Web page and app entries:
★ ★ ★ ★ ★

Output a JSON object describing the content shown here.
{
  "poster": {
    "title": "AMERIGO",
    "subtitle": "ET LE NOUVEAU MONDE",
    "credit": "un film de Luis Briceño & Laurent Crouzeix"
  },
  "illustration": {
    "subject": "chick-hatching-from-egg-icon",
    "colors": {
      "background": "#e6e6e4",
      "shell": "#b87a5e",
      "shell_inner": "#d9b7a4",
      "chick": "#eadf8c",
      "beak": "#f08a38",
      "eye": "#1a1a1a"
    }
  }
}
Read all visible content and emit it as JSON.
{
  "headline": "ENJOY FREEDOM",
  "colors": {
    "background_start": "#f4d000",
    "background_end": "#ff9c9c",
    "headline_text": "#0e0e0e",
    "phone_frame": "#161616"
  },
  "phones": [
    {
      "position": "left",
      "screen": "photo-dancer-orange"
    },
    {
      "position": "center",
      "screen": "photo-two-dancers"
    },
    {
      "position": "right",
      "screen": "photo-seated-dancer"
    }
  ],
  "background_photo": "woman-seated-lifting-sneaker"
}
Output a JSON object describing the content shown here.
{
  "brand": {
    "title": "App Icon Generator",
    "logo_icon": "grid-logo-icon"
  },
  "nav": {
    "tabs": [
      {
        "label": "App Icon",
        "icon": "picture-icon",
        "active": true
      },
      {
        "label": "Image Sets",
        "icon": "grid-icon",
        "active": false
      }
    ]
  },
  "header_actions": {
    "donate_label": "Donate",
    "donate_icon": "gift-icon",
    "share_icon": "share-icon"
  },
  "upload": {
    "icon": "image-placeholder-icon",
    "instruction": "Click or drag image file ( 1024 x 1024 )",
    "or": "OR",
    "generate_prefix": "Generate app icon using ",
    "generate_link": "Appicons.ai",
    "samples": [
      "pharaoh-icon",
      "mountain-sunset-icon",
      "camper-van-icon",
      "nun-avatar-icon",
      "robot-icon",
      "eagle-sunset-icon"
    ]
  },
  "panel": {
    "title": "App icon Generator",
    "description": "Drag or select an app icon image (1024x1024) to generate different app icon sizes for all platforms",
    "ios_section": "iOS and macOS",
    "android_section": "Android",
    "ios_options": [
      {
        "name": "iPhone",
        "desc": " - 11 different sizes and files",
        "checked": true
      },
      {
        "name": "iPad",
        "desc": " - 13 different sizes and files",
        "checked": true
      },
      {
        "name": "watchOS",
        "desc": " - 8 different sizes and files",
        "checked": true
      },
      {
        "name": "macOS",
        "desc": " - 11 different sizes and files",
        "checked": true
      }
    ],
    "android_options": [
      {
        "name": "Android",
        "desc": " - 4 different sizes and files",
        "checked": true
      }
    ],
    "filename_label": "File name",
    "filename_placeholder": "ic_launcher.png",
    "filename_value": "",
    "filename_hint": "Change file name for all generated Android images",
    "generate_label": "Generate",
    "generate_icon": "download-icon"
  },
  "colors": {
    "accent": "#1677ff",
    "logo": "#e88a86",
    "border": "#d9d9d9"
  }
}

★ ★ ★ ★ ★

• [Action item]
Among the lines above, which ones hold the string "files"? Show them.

• [Solution]
        "desc": " - 11 different sizes and files",
        "desc": " - 13 different sizes and files",
        "desc": " - 8 different sizes and files",
        "desc": " - 11 different sizes and files",
        "desc": " - 4 different sizes and files",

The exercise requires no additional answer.